Two days before Epstein’s death, he met with attorneys at the corrections center, as he had on prior occasions, and signed a new last will and testament, according to the report. Officials at the corrections center said they were unaware of the new will until after Epstein’s death.

He also was allowed to make an unrecorded, unmonitored phone call before he returned to his cell, which was in violation of the Bureau of Prisons’ policies, the report said. He told staff he had called his mother, but he actually called someone with whom he had a personal relationship, according to the report.

There is also no evidence that contradicts the previous findings from the FBI that Epstein’s death was not the result of foul play. The New York City chief medical examiner also determined that Epstein died by suicide.


“While the [Office of the Inspector General] determined [Metropolitan Correctional Center] New York staff engaged in significant misconduct and dereliction of their duties, we did not uncover evidence contradicting the FBI’s determination regarding the absence of criminality in connection with Epstein’s death,” the report said.

Horowitz called the Bureau of Prisons’ failures troubling not only because staff did not keep watch over a person in their custody, but also because Epstein’s death prematurely ended the process of criminal justice. The staff’s failures “effectively deprived Epstein’s numerous victims of the opportunity to seek justice through the criminal justice process,” the report said.

Prosecutors said that Ghislaine Maxwell deserved 30 to 55 years in prison for helping financier Jeffrey Epstein sexually abuse underage girls.

June 28, 2022

While Epstein escaped a criminal trial, two major banking institutions have agreed to pay his victims.

On Monday, a U.S. district judge in New York gave preliminary approval to a $290-million agreement from JPMorgan Chase to settle a lawsuit out of court. The settlement was announced a month after Deutsche Bank agreed to pay $75 million to settle a separate lawsuit on similar claims, according to court records.

The plaintiff in the case, identified as Jane Doe 1, claimed that JPMorgan Chase provided Epstein and his associates hundreds of thousands of dollars in cash and access to wire services and other banking investment services between 1998 and 2013.
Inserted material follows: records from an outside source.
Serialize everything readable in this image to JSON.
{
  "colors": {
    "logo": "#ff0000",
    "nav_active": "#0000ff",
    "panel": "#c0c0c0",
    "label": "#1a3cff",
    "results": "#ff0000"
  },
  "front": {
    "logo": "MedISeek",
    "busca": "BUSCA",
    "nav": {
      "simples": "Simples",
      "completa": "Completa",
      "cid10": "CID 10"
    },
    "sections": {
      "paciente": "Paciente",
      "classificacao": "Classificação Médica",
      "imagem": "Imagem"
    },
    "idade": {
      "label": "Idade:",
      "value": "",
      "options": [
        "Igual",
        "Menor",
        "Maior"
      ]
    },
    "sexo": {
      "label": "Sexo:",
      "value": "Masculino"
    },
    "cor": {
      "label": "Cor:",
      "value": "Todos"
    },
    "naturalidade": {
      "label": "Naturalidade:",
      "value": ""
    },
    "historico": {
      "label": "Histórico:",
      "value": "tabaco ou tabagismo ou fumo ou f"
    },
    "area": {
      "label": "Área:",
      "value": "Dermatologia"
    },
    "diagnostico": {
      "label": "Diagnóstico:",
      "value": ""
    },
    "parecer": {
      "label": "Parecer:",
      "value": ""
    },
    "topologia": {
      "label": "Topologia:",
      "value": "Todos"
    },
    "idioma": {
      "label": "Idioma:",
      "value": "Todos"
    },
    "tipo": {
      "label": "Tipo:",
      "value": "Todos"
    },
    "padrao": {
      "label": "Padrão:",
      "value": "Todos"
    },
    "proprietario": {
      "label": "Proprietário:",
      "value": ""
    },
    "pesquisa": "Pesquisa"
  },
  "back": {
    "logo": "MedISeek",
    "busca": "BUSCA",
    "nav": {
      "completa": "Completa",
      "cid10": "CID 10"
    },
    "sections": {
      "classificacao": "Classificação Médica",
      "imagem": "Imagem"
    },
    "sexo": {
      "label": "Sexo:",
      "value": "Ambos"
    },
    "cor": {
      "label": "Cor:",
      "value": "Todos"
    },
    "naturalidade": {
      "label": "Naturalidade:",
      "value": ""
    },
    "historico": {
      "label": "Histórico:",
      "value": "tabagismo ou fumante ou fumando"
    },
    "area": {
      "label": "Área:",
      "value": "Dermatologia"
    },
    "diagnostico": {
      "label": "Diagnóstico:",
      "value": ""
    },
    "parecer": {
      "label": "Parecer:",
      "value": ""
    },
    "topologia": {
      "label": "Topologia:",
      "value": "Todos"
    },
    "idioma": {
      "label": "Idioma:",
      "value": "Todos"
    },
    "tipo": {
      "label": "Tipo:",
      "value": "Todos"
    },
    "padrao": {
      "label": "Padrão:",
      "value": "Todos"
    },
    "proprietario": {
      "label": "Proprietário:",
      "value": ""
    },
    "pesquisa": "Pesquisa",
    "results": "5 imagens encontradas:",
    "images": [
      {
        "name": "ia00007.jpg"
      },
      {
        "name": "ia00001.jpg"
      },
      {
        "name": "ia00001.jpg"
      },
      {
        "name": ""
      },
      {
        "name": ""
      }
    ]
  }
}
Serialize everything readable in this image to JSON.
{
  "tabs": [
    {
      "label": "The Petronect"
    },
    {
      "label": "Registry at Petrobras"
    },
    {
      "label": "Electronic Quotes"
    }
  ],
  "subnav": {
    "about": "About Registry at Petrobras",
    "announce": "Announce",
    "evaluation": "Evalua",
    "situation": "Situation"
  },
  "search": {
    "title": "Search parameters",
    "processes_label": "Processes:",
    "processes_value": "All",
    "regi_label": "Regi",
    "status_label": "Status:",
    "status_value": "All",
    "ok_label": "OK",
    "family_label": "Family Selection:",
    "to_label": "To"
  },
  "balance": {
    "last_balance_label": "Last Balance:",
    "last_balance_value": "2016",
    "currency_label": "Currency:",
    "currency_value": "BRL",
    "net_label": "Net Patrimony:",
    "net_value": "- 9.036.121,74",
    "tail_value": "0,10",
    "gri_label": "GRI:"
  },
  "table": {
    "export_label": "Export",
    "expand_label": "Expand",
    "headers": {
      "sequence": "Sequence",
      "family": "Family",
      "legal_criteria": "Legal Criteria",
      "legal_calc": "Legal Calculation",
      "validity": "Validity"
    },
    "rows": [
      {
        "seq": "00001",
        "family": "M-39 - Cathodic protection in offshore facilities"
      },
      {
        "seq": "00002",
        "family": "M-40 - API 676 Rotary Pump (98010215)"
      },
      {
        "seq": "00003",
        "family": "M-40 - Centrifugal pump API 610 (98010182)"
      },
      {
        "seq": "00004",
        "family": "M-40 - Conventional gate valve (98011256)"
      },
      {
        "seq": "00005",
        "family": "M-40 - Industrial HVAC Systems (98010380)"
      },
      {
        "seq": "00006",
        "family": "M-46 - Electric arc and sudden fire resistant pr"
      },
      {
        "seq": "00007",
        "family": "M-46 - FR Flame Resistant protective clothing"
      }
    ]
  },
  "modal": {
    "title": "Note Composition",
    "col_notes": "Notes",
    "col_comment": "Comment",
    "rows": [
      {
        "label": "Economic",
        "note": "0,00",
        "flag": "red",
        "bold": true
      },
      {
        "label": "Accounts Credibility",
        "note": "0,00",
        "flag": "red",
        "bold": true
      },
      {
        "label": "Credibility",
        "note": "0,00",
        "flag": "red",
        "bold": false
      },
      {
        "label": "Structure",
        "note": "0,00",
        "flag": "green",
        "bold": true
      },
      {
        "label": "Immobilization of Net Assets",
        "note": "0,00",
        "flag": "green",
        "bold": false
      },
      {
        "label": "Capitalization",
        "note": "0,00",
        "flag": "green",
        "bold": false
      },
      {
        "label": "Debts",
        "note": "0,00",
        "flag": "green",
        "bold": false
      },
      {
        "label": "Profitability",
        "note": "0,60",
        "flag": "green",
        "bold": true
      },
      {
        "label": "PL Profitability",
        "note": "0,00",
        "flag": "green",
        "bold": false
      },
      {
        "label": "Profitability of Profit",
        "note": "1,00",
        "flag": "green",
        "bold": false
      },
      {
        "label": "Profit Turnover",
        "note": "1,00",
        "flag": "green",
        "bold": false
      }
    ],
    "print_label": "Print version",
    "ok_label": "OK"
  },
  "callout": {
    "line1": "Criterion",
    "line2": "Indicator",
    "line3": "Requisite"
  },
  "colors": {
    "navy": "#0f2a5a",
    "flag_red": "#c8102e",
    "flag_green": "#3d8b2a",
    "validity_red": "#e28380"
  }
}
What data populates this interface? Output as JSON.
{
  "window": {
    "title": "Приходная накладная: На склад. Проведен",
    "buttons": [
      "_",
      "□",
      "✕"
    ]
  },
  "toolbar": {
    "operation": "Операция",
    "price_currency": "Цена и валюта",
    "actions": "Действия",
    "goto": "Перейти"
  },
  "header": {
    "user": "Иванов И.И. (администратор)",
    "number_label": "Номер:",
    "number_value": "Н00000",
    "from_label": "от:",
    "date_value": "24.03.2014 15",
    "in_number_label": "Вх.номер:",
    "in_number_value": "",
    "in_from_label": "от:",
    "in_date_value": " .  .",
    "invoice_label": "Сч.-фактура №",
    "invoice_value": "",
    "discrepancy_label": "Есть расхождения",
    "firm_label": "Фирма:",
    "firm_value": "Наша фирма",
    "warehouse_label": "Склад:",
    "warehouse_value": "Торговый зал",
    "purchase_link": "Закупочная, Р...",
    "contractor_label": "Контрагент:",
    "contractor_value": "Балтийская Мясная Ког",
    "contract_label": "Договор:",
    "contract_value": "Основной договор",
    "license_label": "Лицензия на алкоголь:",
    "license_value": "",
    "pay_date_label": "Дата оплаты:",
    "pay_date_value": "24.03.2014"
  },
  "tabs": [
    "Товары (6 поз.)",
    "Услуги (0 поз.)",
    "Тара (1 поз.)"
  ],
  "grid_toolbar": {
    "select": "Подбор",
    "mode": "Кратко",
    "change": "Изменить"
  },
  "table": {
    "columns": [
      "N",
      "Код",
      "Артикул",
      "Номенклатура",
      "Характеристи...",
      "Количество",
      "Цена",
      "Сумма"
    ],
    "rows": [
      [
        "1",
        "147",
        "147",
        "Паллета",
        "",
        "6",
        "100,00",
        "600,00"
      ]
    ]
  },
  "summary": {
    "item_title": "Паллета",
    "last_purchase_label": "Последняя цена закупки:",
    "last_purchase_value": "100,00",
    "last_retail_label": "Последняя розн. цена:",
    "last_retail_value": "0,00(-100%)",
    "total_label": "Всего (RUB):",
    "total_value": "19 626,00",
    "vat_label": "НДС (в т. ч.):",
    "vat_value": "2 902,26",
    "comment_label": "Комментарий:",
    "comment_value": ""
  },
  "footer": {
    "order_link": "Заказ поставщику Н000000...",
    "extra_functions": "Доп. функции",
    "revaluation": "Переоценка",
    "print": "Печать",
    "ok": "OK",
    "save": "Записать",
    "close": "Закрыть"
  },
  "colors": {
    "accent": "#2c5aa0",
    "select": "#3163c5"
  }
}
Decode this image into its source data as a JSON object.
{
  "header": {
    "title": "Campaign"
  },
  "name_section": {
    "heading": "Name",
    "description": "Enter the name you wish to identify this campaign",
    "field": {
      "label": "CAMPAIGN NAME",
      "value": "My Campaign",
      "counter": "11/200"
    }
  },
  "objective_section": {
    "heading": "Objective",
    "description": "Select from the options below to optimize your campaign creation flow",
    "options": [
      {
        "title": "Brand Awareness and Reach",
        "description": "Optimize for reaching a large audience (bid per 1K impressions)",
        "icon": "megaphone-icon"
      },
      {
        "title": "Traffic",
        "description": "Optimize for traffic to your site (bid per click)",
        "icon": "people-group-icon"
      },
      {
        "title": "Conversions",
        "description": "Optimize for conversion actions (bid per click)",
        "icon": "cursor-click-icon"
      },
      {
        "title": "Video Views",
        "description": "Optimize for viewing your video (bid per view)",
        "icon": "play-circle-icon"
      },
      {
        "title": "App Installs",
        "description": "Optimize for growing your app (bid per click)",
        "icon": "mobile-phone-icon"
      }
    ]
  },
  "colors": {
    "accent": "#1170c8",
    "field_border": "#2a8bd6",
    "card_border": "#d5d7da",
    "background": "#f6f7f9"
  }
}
“We all now understand that Epstein’s behavior was monstrous, and we believe this settlement is in the best interest of all parties, especially the survivors, who suffered unimaginable abuse at the hands of this man,” JPMorgan Chase said in a statement earlier this month after the banking institution announced the settlement.